Currently, the posted worker directive sets an upper limit on the duration of a temporary work assignment to which the posted worker requirements apply of 12 months. However, this can be extended for another six months. Therefore, if the worker’s secondment to another EU member states is to last for more than 18 months, they are no longer classed as a “posted worker”.
However, the directive itself does not define a minimum threshold of assignment duration for a notification requirement for posted workers to be triggered. Unless a specific EEA member state establishes a clear minimum assignment length under which posted worker requirements do not apply, assignments even of a single day (or less) fall under the definition.
For example, the Irish authorities (and many others) have taken the position that since there is no clear minimum assignment length specified within the directive, all assignments or visits of under 18 months, even for only one day, can trigger their posted worker notification requirement.
“Carries out his or her work”
The directive specifically identifies three different types of secondments that are considered to be postings, and therefore are within the scope of the directive:
Workers travelling to client sites; and
Workers hired out by temporary employment agencies.
Please note, however, these three examples in no way limits the scope of the definition to these cases. There may be other assignments to which the posted worker requirements apply as well which do not neatly fit within these categories.

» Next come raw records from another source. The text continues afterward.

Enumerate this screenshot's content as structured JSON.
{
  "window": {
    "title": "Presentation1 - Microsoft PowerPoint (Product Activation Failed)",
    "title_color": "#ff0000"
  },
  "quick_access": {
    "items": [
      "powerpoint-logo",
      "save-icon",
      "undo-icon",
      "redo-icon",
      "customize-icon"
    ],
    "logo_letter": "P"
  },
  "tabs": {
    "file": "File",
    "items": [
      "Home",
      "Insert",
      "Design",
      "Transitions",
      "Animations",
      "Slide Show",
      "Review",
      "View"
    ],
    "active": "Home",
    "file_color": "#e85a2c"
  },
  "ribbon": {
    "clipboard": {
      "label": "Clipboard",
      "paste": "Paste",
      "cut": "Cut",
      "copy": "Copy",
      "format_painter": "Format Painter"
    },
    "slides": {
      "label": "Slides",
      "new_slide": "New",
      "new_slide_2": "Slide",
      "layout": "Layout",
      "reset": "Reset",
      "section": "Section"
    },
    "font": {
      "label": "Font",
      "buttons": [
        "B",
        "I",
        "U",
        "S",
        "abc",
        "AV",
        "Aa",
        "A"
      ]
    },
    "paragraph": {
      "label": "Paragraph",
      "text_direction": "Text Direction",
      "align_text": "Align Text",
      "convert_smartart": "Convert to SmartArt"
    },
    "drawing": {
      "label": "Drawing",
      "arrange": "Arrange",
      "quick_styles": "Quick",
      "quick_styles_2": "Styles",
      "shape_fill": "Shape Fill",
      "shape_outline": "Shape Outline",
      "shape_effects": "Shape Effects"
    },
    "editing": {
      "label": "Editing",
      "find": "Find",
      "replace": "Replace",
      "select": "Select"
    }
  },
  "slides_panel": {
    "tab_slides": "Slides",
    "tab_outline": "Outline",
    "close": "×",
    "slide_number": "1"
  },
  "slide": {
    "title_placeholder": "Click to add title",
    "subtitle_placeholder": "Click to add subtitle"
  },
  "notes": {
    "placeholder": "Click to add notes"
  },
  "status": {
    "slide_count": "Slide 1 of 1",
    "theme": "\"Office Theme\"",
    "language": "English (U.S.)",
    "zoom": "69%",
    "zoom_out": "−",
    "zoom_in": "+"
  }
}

It is important to be aware that the definitions of “work” and “business” and how they are applied across Europe can vary greatly. While common business meetings are generally considered to be more “business” than “work”, some authorities (e.g. Ireland) apply posted worker requirements to business meetings, even for visits as brief as a single day. More grey areas, such as providing a service in conjunction with pitching or selling a product are even more likely to result in confusion as to whether the posted worker requirements apply.
“In the territory of another EU member state”
The 27 EU members states plus EEA member Iceland and Switzerland are all covered by the posted worker requirements. This means that if the temporary assignment is to be completed in any of these countries, posted worker requirements can apply. It is also essential to note that although Norway does not apply a posted worker notification requirement, it does require a special tax registration to be completed by the host and sending entity for some postings from outside of Norway.
“Other than the state in which he or she normally works”
Originally, the posted worker directive was only created to cover individuals whose normal place of work is within the European Economic Area (EEA) or Switzerland. However, many of the adopting states have chosen to expand their requirements for posted worker notifications to include workers sent from any country in the world. For example, a worker normally employed in India and who is sent to work in France for three weeks may also be required to file a posted worker notification under the local rules.